[Start of Attachment]

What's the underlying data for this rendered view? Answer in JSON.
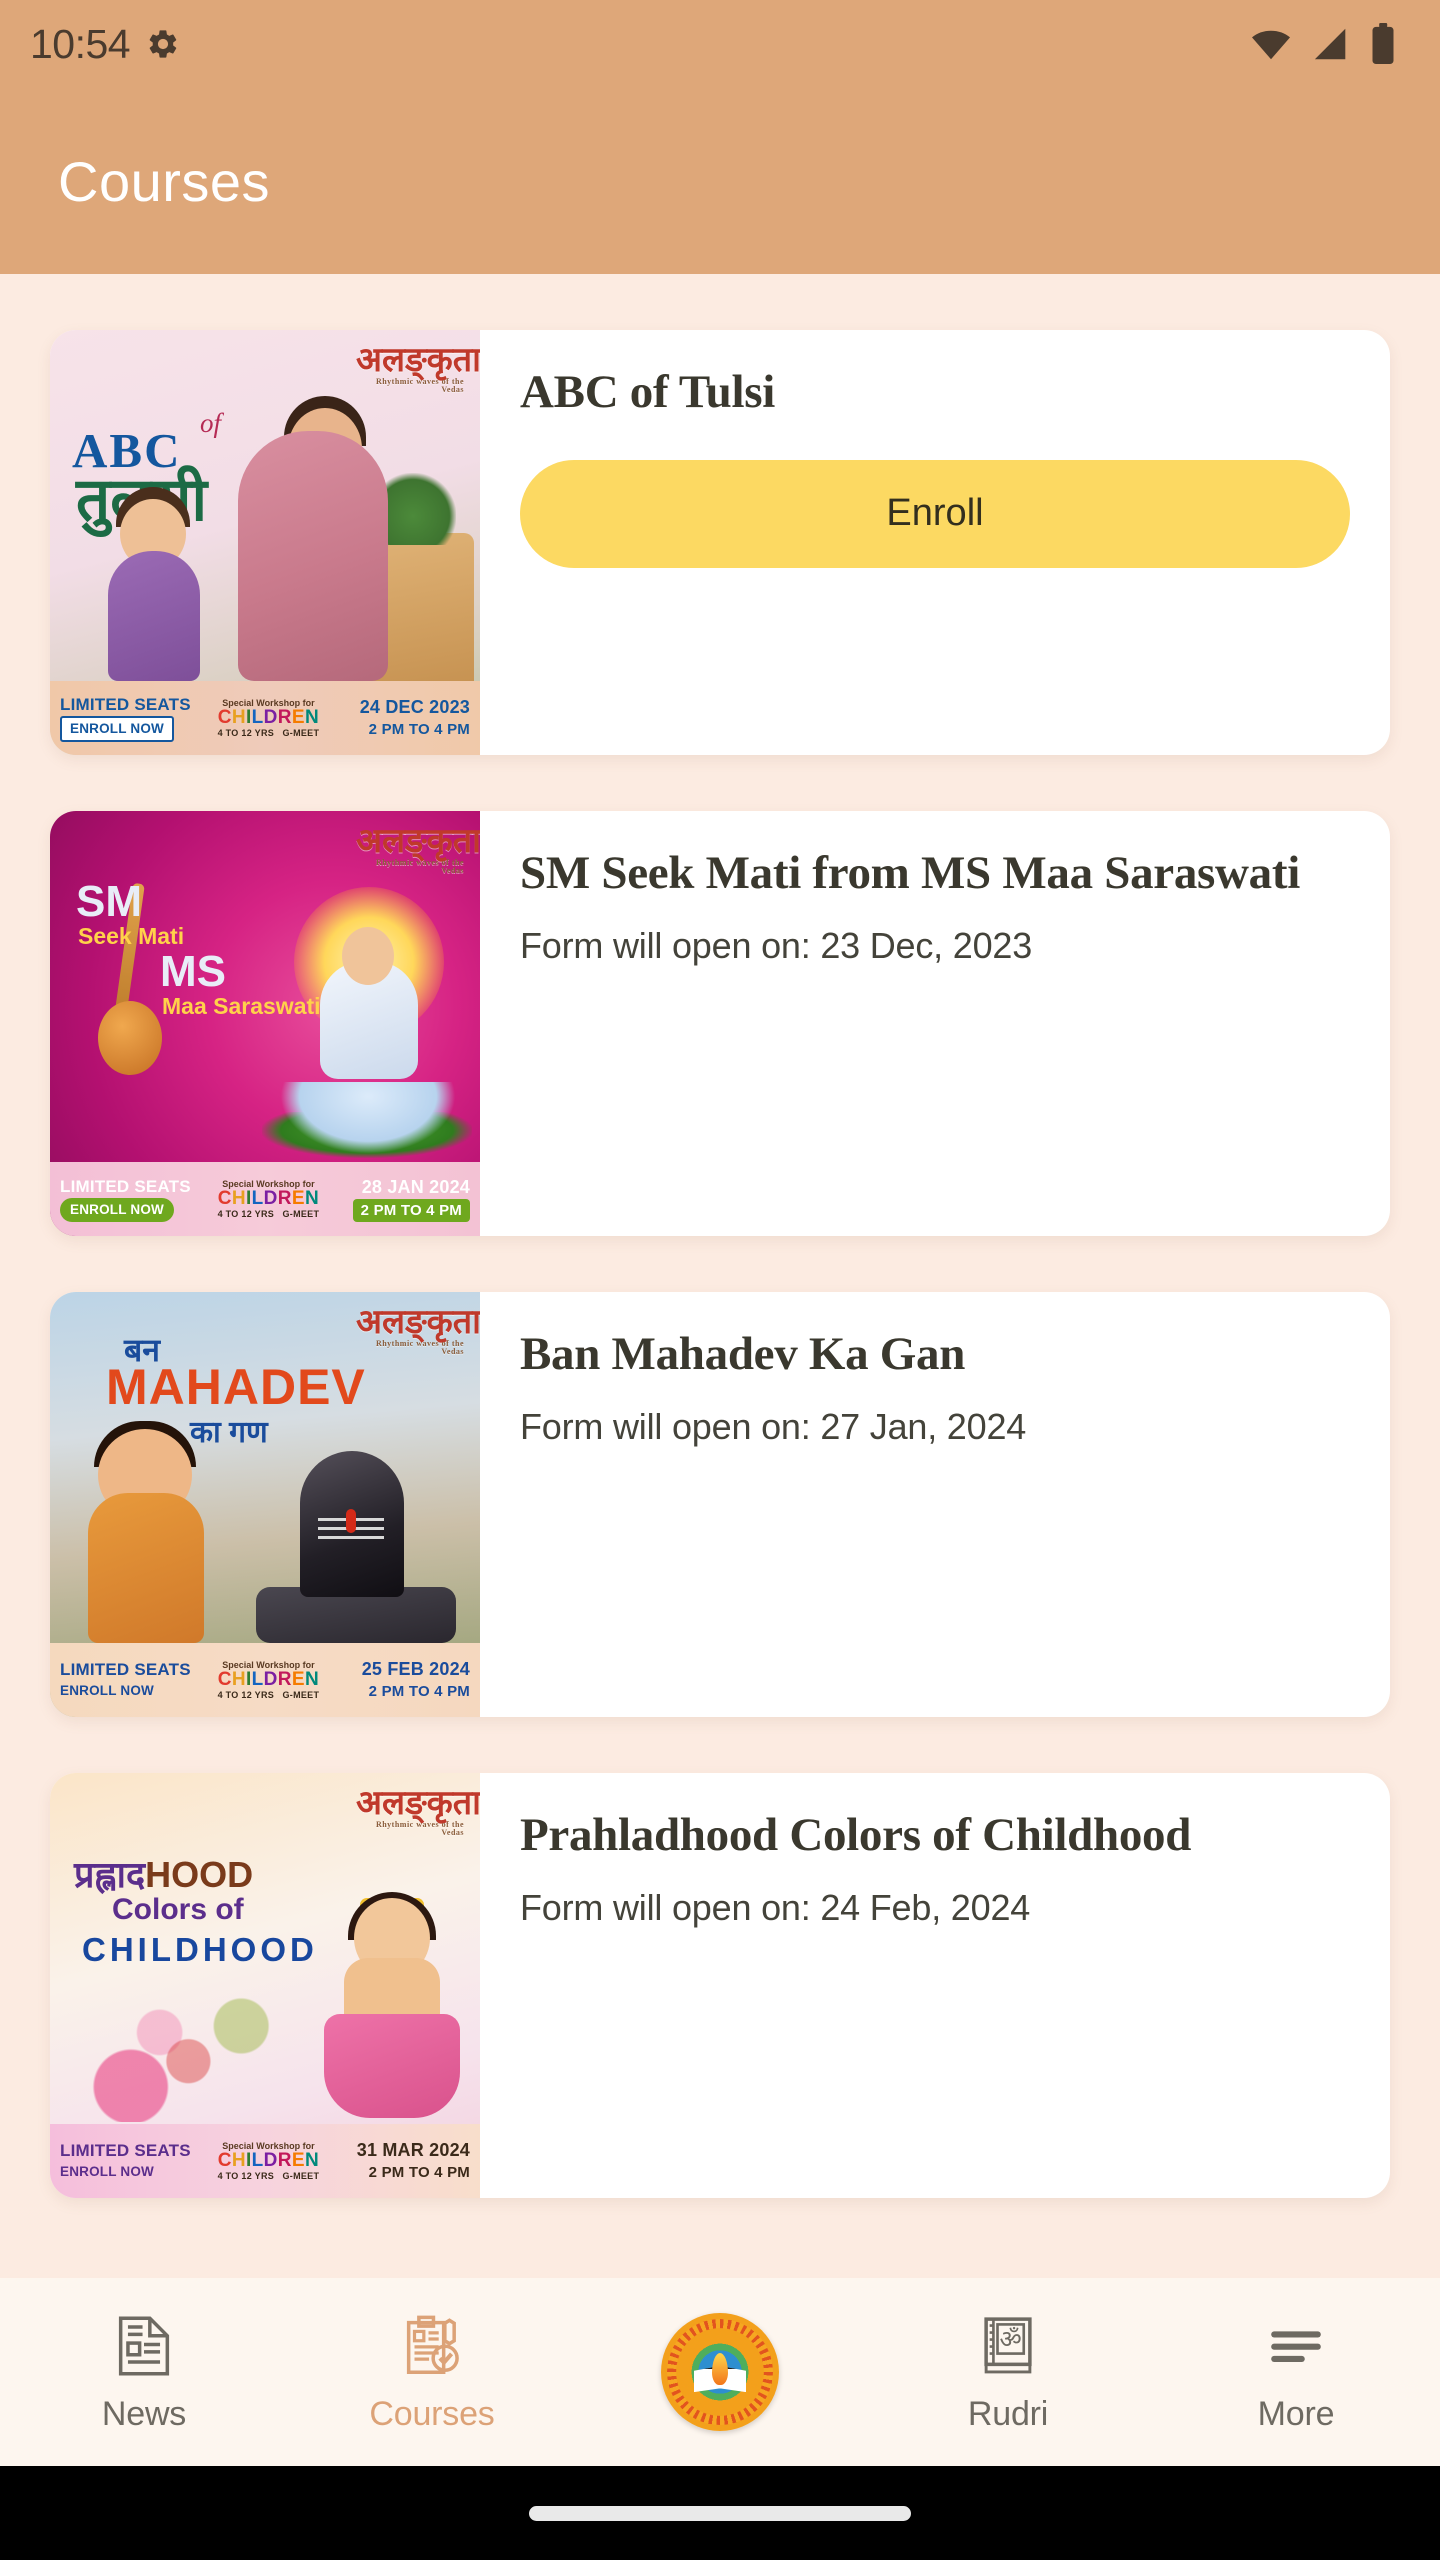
{
  "status_bar": {
    "time": "10:54",
    "icons": [
      "gear-icon",
      "wifi-icon",
      "cellular-signal-icon",
      "battery-icon"
    ]
  },
  "app_bar": {
    "title": "Courses",
    "background_color": "#DEA779",
    "title_color": "#FFFFFF"
  },
  "theme": {
    "page_background": "#FCEBE1",
    "card_background": "#FFFFFF",
    "accent": "#DCA277",
    "enroll_button": "#FCD962",
    "nav_background": "#FDF6EF",
    "nav_inactive_text": "#6E6A62",
    "title_text": "#3A382E"
  },
  "courses": [
    {
      "title": "ABC of Tulsi",
      "subtitle": "",
      "action_label": "Enroll",
      "has_enroll_button": true,
      "poster": {
        "headline_latin": "ABC",
        "headline_of": "of",
        "headline_devanagari": "तुलसी",
        "brand": "अलङ्कृता",
        "brand_tagline": "Rhythmic waves of the Vedas",
        "limited_seats": "LIMITED SEATS",
        "enroll_now": "ENROLL  NOW",
        "workshop_for": "Special Workshop for",
        "children": "CHILDREN",
        "age_range": "4 TO 12 YRS",
        "platform": "G-MEET",
        "date": "24 DEC 2023",
        "time": "2 PM TO 4 PM"
      }
    },
    {
      "title": "SM Seek Mati from MS Maa Saraswati",
      "subtitle": "Form will open on: 23 Dec, 2023",
      "action_label": "",
      "has_enroll_button": false,
      "poster": {
        "headline_latin": "SM",
        "headline_sub1": "Seek Mati",
        "headline_latin2": "MS",
        "headline_sub2": "Maa Saraswati",
        "brand": "अलङ्कृता",
        "brand_tagline": "Rhythmic waves of the Vedas",
        "limited_seats": "LIMITED SEATS",
        "enroll_now": "ENROLL  NOW",
        "workshop_for": "Special Workshop for",
        "children": "CHILDREN",
        "age_range": "4 TO 12 YRS",
        "platform": "G-MEET",
        "date": "28 JAN 2024",
        "time": "2 PM TO 4 PM"
      }
    },
    {
      "title": "Ban Mahadev Ka Gan",
      "subtitle": "Form will open on: 27 Jan, 2024",
      "action_label": "",
      "has_enroll_button": false,
      "poster": {
        "headline_pre": "बन",
        "headline_latin": "MAHADEV",
        "headline_post": "का गण",
        "brand": "अलङ्कृता",
        "brand_tagline": "Rhythmic waves of the Vedas",
        "limited_seats": "LIMITED SEATS",
        "enroll_now": "ENROLL  NOW",
        "workshop_for": "Special Workshop for",
        "children": "CHILDREN",
        "age_range": "4 TO 12 YRS",
        "platform": "G-MEET",
        "date": "25 FEB 2024",
        "time": "2 PM TO 4 PM"
      }
    },
    {
      "title": "Prahladhood Colors of Childhood",
      "subtitle": "Form will open on: 24 Feb, 2024",
      "action_label": "",
      "has_enroll_button": false,
      "poster": {
        "headline_pre": "प्रह्लाद",
        "headline_latin": "HOOD",
        "headline_mid": "Colors of",
        "headline_post": "CHILDHOOD",
        "brand": "अलङ्कृता",
        "brand_tagline": "Rhythmic waves of the Vedas",
        "limited_seats": "LIMITED SEATS",
        "enroll_now": "ENROLL  NOW",
        "workshop_for": "Special Workshop for",
        "children": "CHILDREN",
        "age_range": "4 TO 12 YRS",
        "platform": "G-MEET",
        "date": "31 MAR 2024",
        "time": "2 PM TO 4 PM"
      }
    }
  ],
  "bottom_nav": {
    "items": [
      {
        "label": "News",
        "icon": "news-document-icon",
        "active": false
      },
      {
        "label": "Courses",
        "icon": "clipboard-check-icon",
        "active": true
      },
      {
        "label": "",
        "icon": "app-logo-emblem-icon",
        "active": false
      },
      {
        "label": "Rudri",
        "icon": "book-om-icon",
        "active": false
      },
      {
        "label": "More",
        "icon": "hamburger-menu-icon",
        "active": false
      }
    ]
  }
}
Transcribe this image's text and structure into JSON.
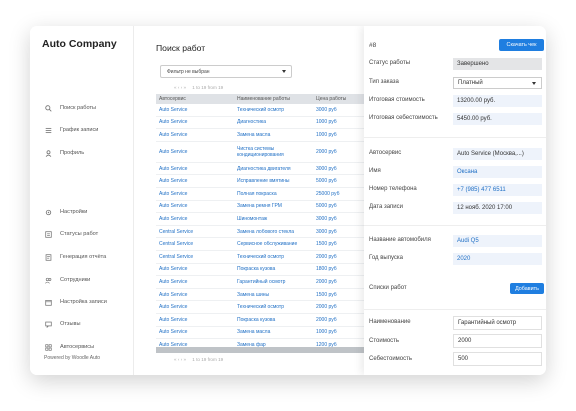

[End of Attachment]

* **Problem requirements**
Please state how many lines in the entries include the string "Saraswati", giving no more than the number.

* **Written solution**
2